**Required action**
Leaving out all pictures, retype the records exactly.
----
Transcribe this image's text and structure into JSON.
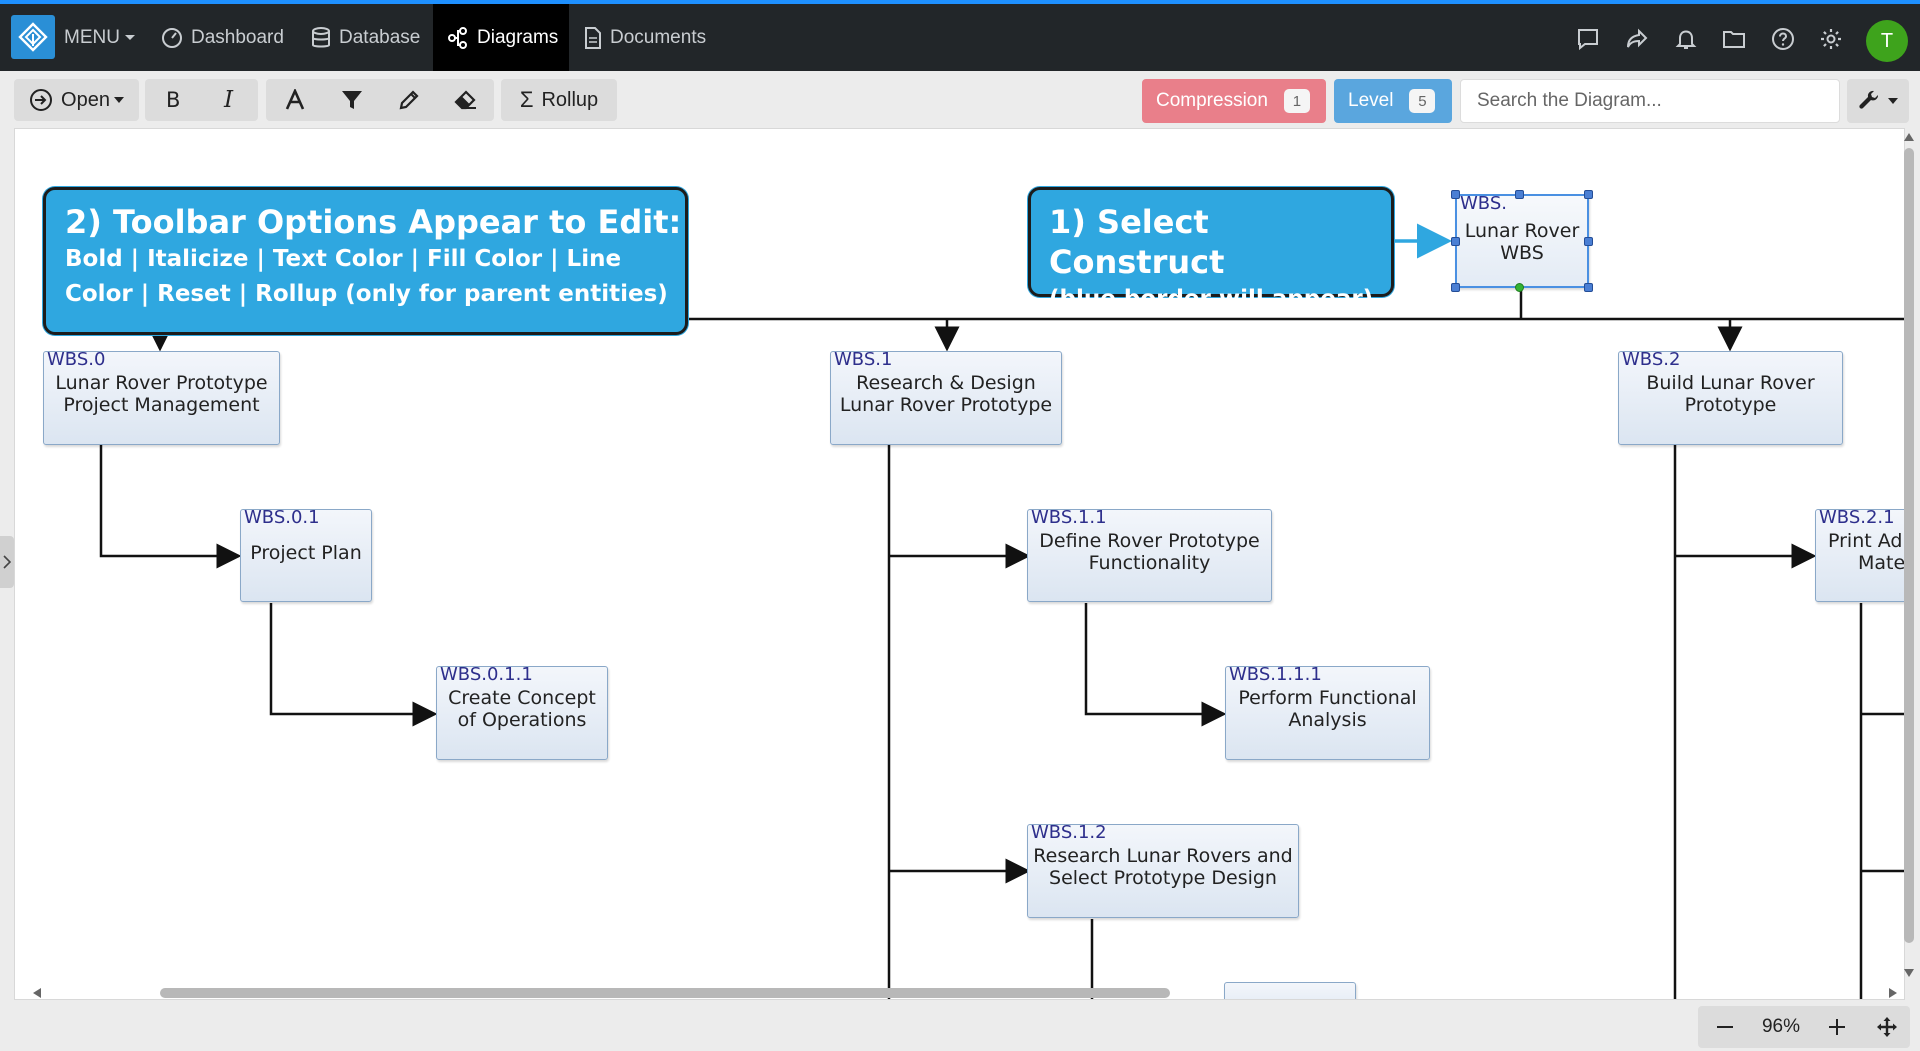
{
  "nav": {
    "menu_label": "MENU",
    "items": [
      {
        "label": "Dashboard"
      },
      {
        "label": "Database"
      },
      {
        "label": "Diagrams"
      },
      {
        "label": "Documents"
      }
    ],
    "avatar_letter": "T",
    "accent_color": "#1e90ff"
  },
  "toolbar": {
    "open_label": "Open",
    "rollup_label": "Rollup",
    "compression_label": "Compression",
    "compression_count": "1",
    "level_label": "Level",
    "level_count": "5",
    "search_placeholder": "Search the Diagram...",
    "compression_color": "#e97f8a",
    "level_color": "#5aa6de"
  },
  "callouts": {
    "toolbar_title": "2) Toolbar Options Appear to Edit:",
    "toolbar_line1": "Bold | Italicize | Text Color | Fill Color | Line",
    "toolbar_line2": "Color | Reset | Rollup (only for parent entities)",
    "select_title": "1) Select Construct",
    "select_line1": "(blue border will appear)"
  },
  "nodes": {
    "root": {
      "id": "WBS.",
      "line1": "Lunar Rover",
      "line2": "WBS"
    },
    "wbs0": {
      "id": "WBS.0",
      "line1": "Lunar Rover Prototype",
      "line2": "Project Management"
    },
    "wbs01": {
      "id": "WBS.0.1",
      "line1": "Project Plan"
    },
    "wbs011": {
      "id": "WBS.0.1.1",
      "line1": "Create Concept",
      "line2": "of Operations"
    },
    "wbs1": {
      "id": "WBS.1",
      "line1": "Research & Design",
      "line2": "Lunar Rover Prototype"
    },
    "wbs11": {
      "id": "WBS.1.1",
      "line1": "Define Rover Prototype",
      "line2": "Functionality"
    },
    "wbs111": {
      "id": "WBS.1.1.1",
      "line1": "Perform Functional",
      "line2": "Analysis"
    },
    "wbs12": {
      "id": "WBS.1.2",
      "line1": "Research Lunar Rovers and",
      "line2": "Select Prototype Design"
    },
    "wbs2": {
      "id": "WBS.2",
      "line1": "Build Lunar Rover",
      "line2": "Prototype"
    },
    "wbs21": {
      "id": "WBS.2.1",
      "line1": "Print Ad",
      "line2": "Mate"
    }
  },
  "zoom": {
    "value": "96%"
  }
}
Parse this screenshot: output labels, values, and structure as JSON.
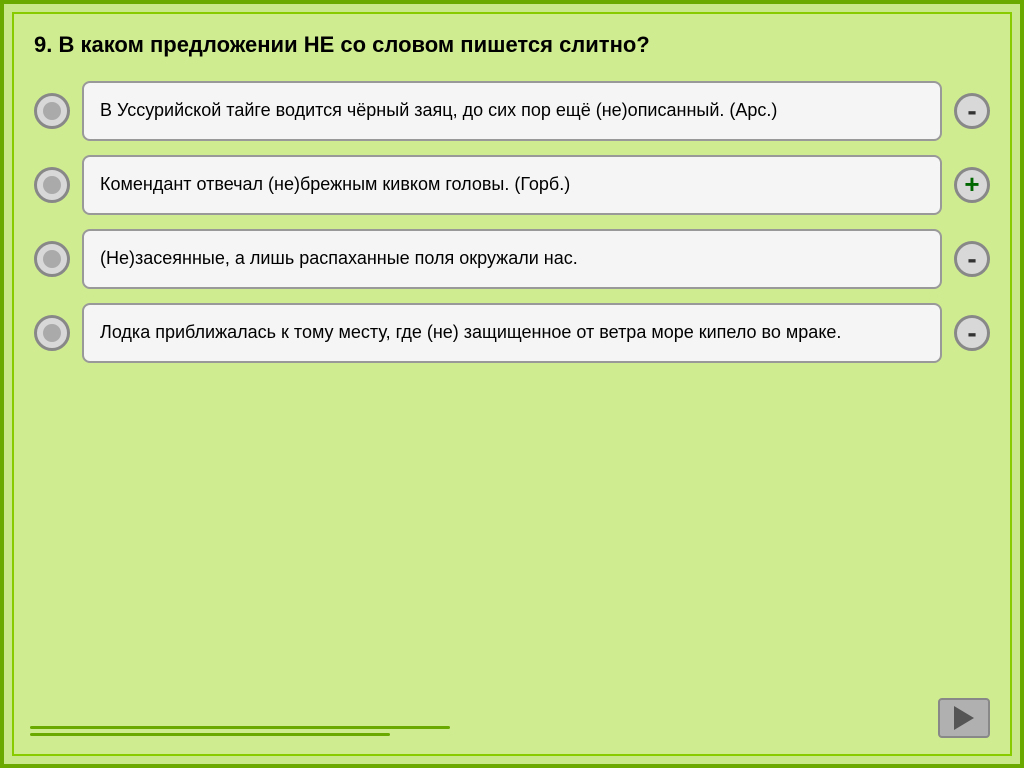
{
  "question": {
    "number": "9.",
    "text": "9.  В  каком  предложении  НЕ  со  словом  пишется слитно?"
  },
  "answers": [
    {
      "id": 1,
      "text": "В Уссурийской тайге водится чёрный заяц, до сих пор ещё (не)описанный. (Арс.)",
      "sign": "-",
      "sign_type": "minus"
    },
    {
      "id": 2,
      "text": "Комендант отвечал (не)брежным кивком головы. (Горб.)",
      "sign": "+",
      "sign_type": "plus"
    },
    {
      "id": 3,
      "text": "(Не)засеянные,  а  лишь  распаханные  поля окружали нас.",
      "sign": "-",
      "sign_type": "minus"
    },
    {
      "id": 4,
      "text": "Лодка  приближалась  к  тому  месту,  где  (не) защищенное от ветра море кипело во мраке.",
      "sign": "-",
      "sign_type": "minus"
    }
  ],
  "nav": {
    "next_label": "▶"
  }
}
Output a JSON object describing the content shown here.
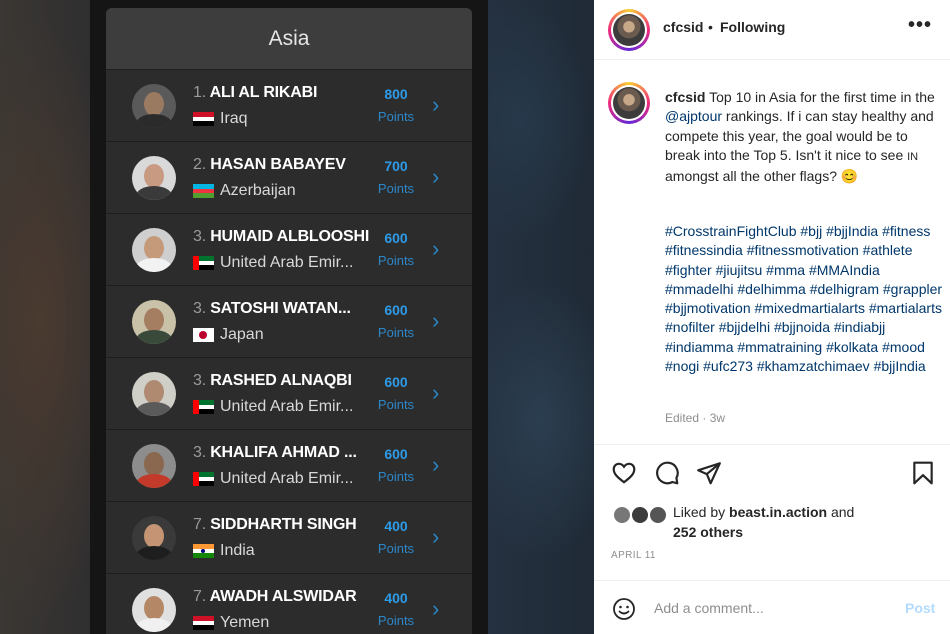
{
  "image": {
    "region_title": "Asia",
    "rankings": [
      {
        "rank": "1.",
        "name": "ALI AL RIKABI",
        "country": "Iraq",
        "points": "800",
        "points_label": "Points",
        "flag": "iraq",
        "skin": "#9b7a62",
        "shirt": "#2b2b2b",
        "bg": "#5a5a5a"
      },
      {
        "rank": "2.",
        "name": "HASAN BABAYEV",
        "country": "Azerbaijan",
        "points": "700",
        "points_label": "Points",
        "flag": "azerbaijan",
        "skin": "#c89a82",
        "shirt": "#3a3a3a",
        "bg": "#d9d9d9"
      },
      {
        "rank": "3.",
        "name": "HUMAID ALBLOOSHI",
        "country": "United Arab Emir...",
        "points": "600",
        "points_label": "Points",
        "flag": "uae",
        "skin": "#c49a7b",
        "shirt": "#f2f2f2",
        "bg": "#cfcfcf"
      },
      {
        "rank": "3.",
        "name": "SATOSHI WATAN...",
        "country": "Japan",
        "points": "600",
        "points_label": "Points",
        "flag": "japan",
        "skin": "#a57d60",
        "shirt": "#3a4a3a",
        "bg": "#c9c2a8"
      },
      {
        "rank": "3.",
        "name": "RASHED ALNAQBI",
        "country": "United Arab Emir...",
        "points": "600",
        "points_label": "Points",
        "flag": "uae",
        "skin": "#b08a70",
        "shirt": "#5a5a5a",
        "bg": "#cfcfc8"
      },
      {
        "rank": "3.",
        "name": "KHALIFA AHMAD ...",
        "country": "United Arab Emir...",
        "points": "600",
        "points_label": "Points",
        "flag": "uae",
        "skin": "#8a6850",
        "shirt": "#c43a2a",
        "bg": "#8d8d8d"
      },
      {
        "rank": "7.",
        "name": "SIDDHARTH SINGH",
        "country": "India",
        "points": "400",
        "points_label": "Points",
        "flag": "india",
        "skin": "#c49474",
        "shirt": "#1e1e1e",
        "bg": "#3a3a3a"
      },
      {
        "rank": "7.",
        "name": "AWADH ALSWIDAR",
        "country": "Yemen",
        "points": "400",
        "points_label": "Points",
        "flag": "yemen",
        "skin": "#b48866",
        "shirt": "#f0f0f0",
        "bg": "#e0e0e0"
      }
    ]
  },
  "post": {
    "username": "cfcsid",
    "dot": "•",
    "follow_status": "Following",
    "more_icon": "more-horizontal-icon",
    "caption_user": "cfcsid",
    "caption_part1": " Top 10 in Asia for the first time in the ",
    "caption_mention": "@ajptour",
    "caption_part2": " rankings. If i can stay healthy and compete this year, the goal would be to break into the Top 5. Isn't it nice to see ",
    "caption_in": "IN",
    "caption_part3": " amongst all the other flags? ",
    "caption_emoji": "😊",
    "hashtags": "#CrosstrainFightClub #bjj #bjjIndia #fitness #fitnessindia #fitnessmotivation #athlete #fighter #jiujitsu #mma #MMAIndia #mmadelhi #delhimma #delhigram #grappler #bjjmotivation #mixedmartialarts #martialarts #nofilter #bjjdelhi #bjjnoida #indiabjj #indiamma #mmatraining #kolkata #mood #nogi #ufc273 #khamzatchimaev #bjjIndia",
    "edited": "Edited · 3w",
    "liked_prefix": "Liked by ",
    "liked_user": "beast.in.action",
    "liked_and": " and",
    "liked_others": "252 others",
    "date": "APRIL 11",
    "comment_placeholder": "Add a comment...",
    "post_button": "Post"
  }
}
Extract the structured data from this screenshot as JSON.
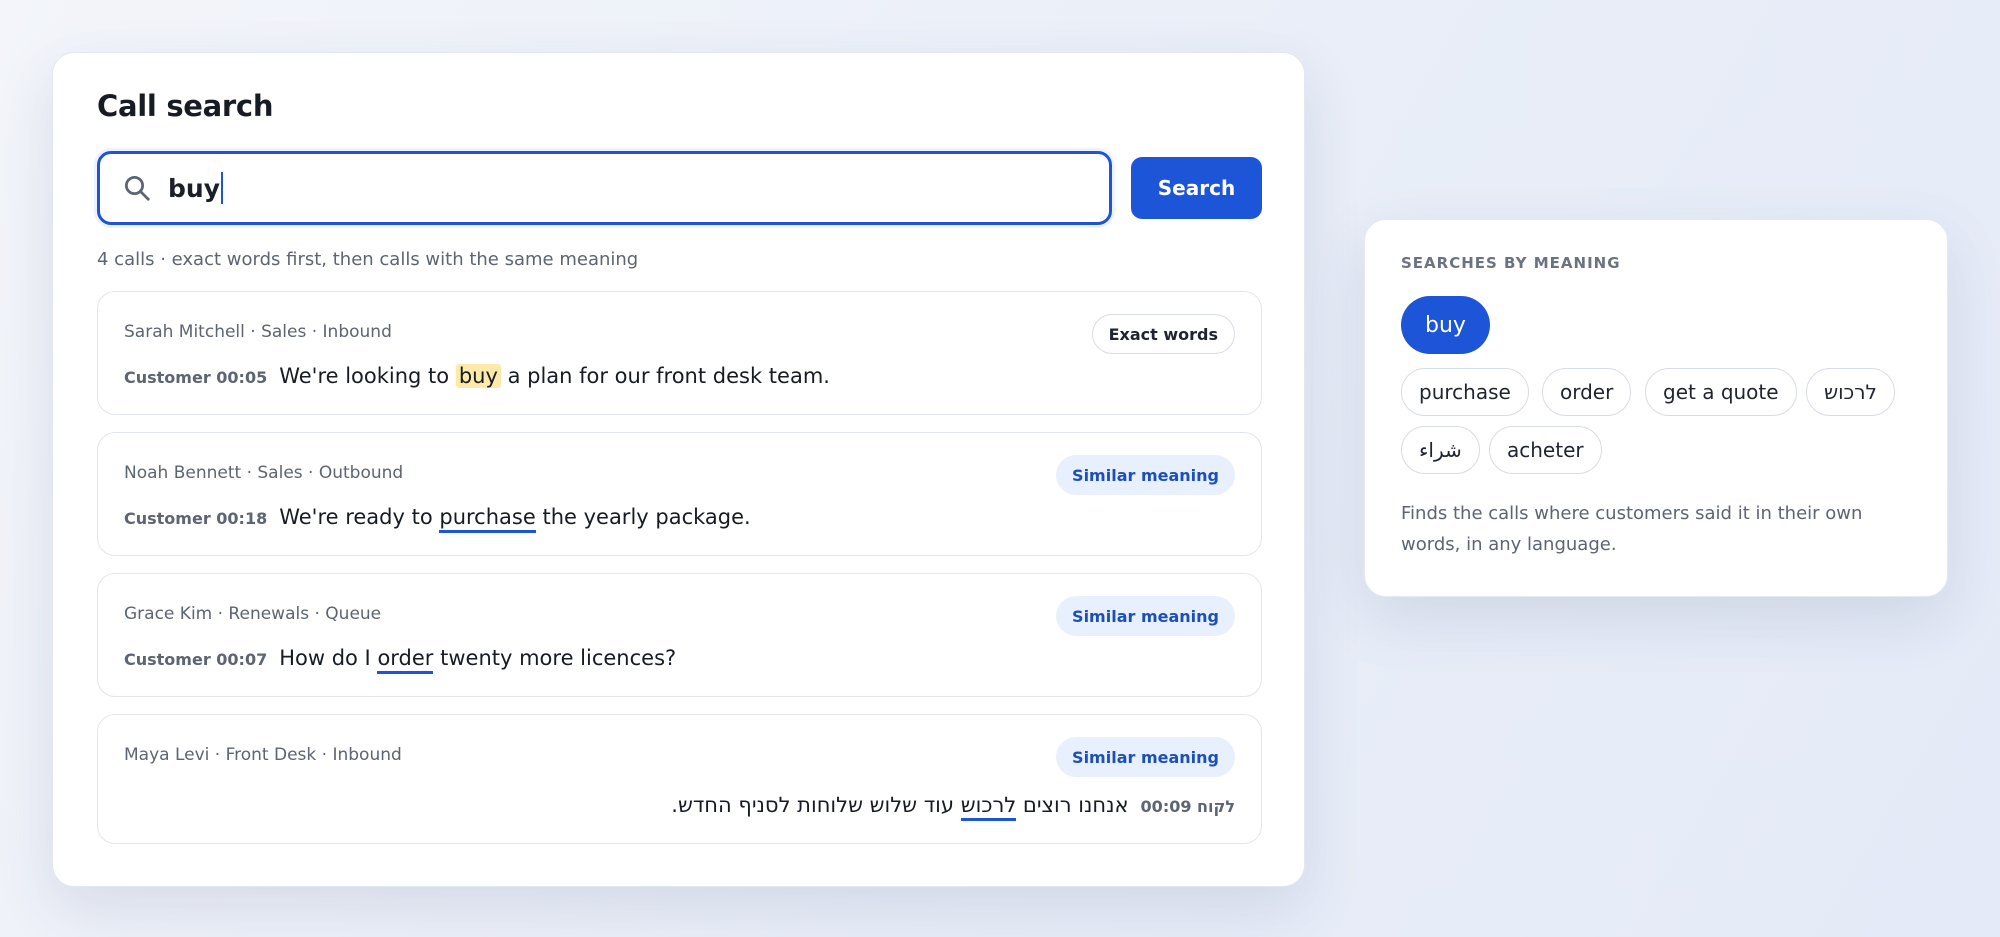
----
**Exercise result**
Transcribe this image's text and structure into JSON.
{
  "nav": {
    "menu_label": "MENU",
    "items": [
      {
        "label": "Dashboard"
      },
      {
        "label": "Database"
      },
      {
        "label": "Diagrams"
      },
      {
        "label": "Documents"
      }
    ],
    "avatar_letter": "T",
    "accent_color": "#1e90ff"
  },
  "toolbar": {
    "open_label": "Open",
    "rollup_label": "Rollup",
    "compression_label": "Compression",
    "compression_count": "1",
    "level_label": "Level",
    "level_count": "5",
    "search_placeholder": "Search the Diagram...",
    "compression_color": "#e97f8a",
    "level_color": "#5aa6de"
  },
  "callouts": {
    "toolbar_title": "2) Toolbar Options Appear to Edit:",
    "toolbar_line1": "Bold | Italicize | Text Color | Fill Color | Line",
    "toolbar_line2": "Color | Reset | Rollup (only for parent entities)",
    "select_title": "1) Select Construct",
    "select_line1": "(blue border will appear)"
  },
  "nodes": {
    "root": {
      "id": "WBS.",
      "line1": "Lunar Rover",
      "line2": "WBS"
    },
    "wbs0": {
      "id": "WBS.0",
      "line1": "Lunar Rover Prototype",
      "line2": "Project Management"
    },
    "wbs01": {
      "id": "WBS.0.1",
      "line1": "Project Plan"
    },
    "wbs011": {
      "id": "WBS.0.1.1",
      "line1": "Create Concept",
      "line2": "of Operations"
    },
    "wbs1": {
      "id": "WBS.1",
      "line1": "Research & Design",
      "line2": "Lunar Rover Prototype"
    },
    "wbs11": {
      "id": "WBS.1.1",
      "line1": "Define Rover Prototype",
      "line2": "Functionality"
    },
    "wbs111": {
      "id": "WBS.1.1.1",
      "line1": "Perform Functional",
      "line2": "Analysis"
    },
    "wbs12": {
      "id": "WBS.1.2",
      "line1": "Research Lunar Rovers and",
      "line2": "Select Prototype Design"
    },
    "wbs2": {
      "id": "WBS.2",
      "line1": "Build Lunar Rover",
      "line2": "Prototype"
    },
    "wbs21": {
      "id": "WBS.2.1",
      "line1": "Print Ad",
      "line2": "Mate"
    }
  },
  "zoom": {
    "value": "96%"
  }
}
Parse this screenshot: output labels, values, and structure as JSON.
{
  "question": {
    "number": "9.",
    "text": "9.  В  каком  предложении  НЕ  со  словом  пишется слитно?"
  },
  "answers": [
    {
      "id": 1,
      "text": "В Уссурийской тайге водится чёрный заяц, до сих пор ещё (не)описанный. (Арс.)",
      "sign": "-",
      "sign_type": "minus"
    },
    {
      "id": 2,
      "text": "Комендант отвечал (не)брежным кивком головы. (Горб.)",
      "sign": "+",
      "sign_type": "plus"
    },
    {
      "id": 3,
      "text": "(Не)засеянные,  а  лишь  распаханные  поля окружали нас.",
      "sign": "-",
      "sign_type": "minus"
    },
    {
      "id": 4,
      "text": "Лодка  приближалась  к  тому  месту,  где  (не) защищенное от ветра море кипело во мраке.",
      "sign": "-",
      "sign_type": "minus"
    }
  ],
  "nav": {
    "next_label": "▶"
  }
}
Output a JSON object describing the content shown here.
{
  "image": {
    "region_title": "Asia",
    "rankings": [
      {
        "rank": "1.",
        "name": "ALI AL RIKABI",
        "country": "Iraq",
        "points": "800",
        "points_label": "Points",
        "flag": "iraq",
        "skin": "#9b7a62",
        "shirt": "#2b2b2b",
        "bg": "#5a5a5a"
      },
      {
        "rank": "2.",
        "name": "HASAN BABAYEV",
        "country": "Azerbaijan",
        "points": "700",
        "points_label": "Points",
        "flag": "azerbaijan",
        "skin": "#c89a82",
        "shirt": "#3a3a3a",
        "bg": "#d9d9d9"
      },
      {
        "rank": "3.",
        "name": "HUMAID ALBLOOSHI",
        "country": "United Arab Emir...",
        "points": "600",
        "points_label": "Points",
        "flag": "uae",
        "skin": "#c49a7b",
        "shirt": "#f2f2f2",
        "bg": "#cfcfcf"
      },
      {
        "rank": "3.",
        "name": "SATOSHI WATAN...",
        "country": "Japan",
        "points": "600",
        "points_label": "Points",
        "flag": "japan",
        "skin": "#a57d60",
        "shirt": "#3a4a3a",
        "bg": "#c9c2a8"
      },
      {
        "rank": "3.",
        "name": "RASHED ALNAQBI",
        "country": "United Arab Emir...",
        "points": "600",
        "points_label": "Points",
        "flag": "uae",
        "skin": "#b08a70",
        "shirt": "#5a5a5a",
        "bg": "#cfcfc8"
      },
      {
        "rank": "3.",
        "name": "KHALIFA AHMAD ...",
        "country": "United Arab Emir...",
        "points": "600",
        "points_label": "Points",
        "flag": "uae",
        "skin": "#8a6850",
        "shirt": "#c43a2a",
        "bg": "#8d8d8d"
      },
      {
        "rank": "7.",
        "name": "SIDDHARTH SINGH",
        "country": "India",
        "points": "400",
        "points_label": "Points",
        "flag": "india",
        "skin": "#c49474",
        "shirt": "#1e1e1e",
        "bg": "#3a3a3a"
      },
      {
        "rank": "7.",
        "name": "AWADH ALSWIDAR",
        "country": "Yemen",
        "points": "400",
        "points_label": "Points",
        "flag": "yemen",
        "skin": "#b48866",
        "shirt": "#f0f0f0",
        "bg": "#e0e0e0"
      }
    ]
  },
  "post": {
    "username": "cfcsid",
    "dot": "•",
    "follow_status": "Following",
    "more_icon": "more-horizontal-icon",
    "caption_user": "cfcsid",
    "caption_part1": " Top 10 in Asia for the first time in the ",
    "caption_mention": "@ajptour",
    "caption_part2": " rankings. If i can stay healthy and compete this year, the goal would be to break into the Top 5. Isn't it nice to see ",
    "caption_in": "IN",
    "caption_part3": " amongst all the other flags? ",
    "caption_emoji": "😊",
    "hashtags": "#CrosstrainFightClub #bjj #bjjIndia #fitness #fitnessindia #fitnessmotivation #athlete #fighter #jiujitsu #mma #MMAIndia #mmadelhi #delhimma #delhigram #grappler #bjjmotivation #mixedmartialarts #martialarts #nofilter #bjjdelhi #bjjnoida #indiabjj #indiamma #mmatraining #kolkata #mood #nogi #ufc273 #khamzatchimaev #bjjIndia",
    "edited": "Edited · 3w",
    "liked_prefix": "Liked by ",
    "liked_user": "beast.in.action",
    "liked_and": " and",
    "liked_others": "252 others",
    "date": "APRIL 11",
    "comment_placeholder": "Add a comment...",
    "post_button": "Post"
  }
}
Extract the structured data from this screenshot as JSON.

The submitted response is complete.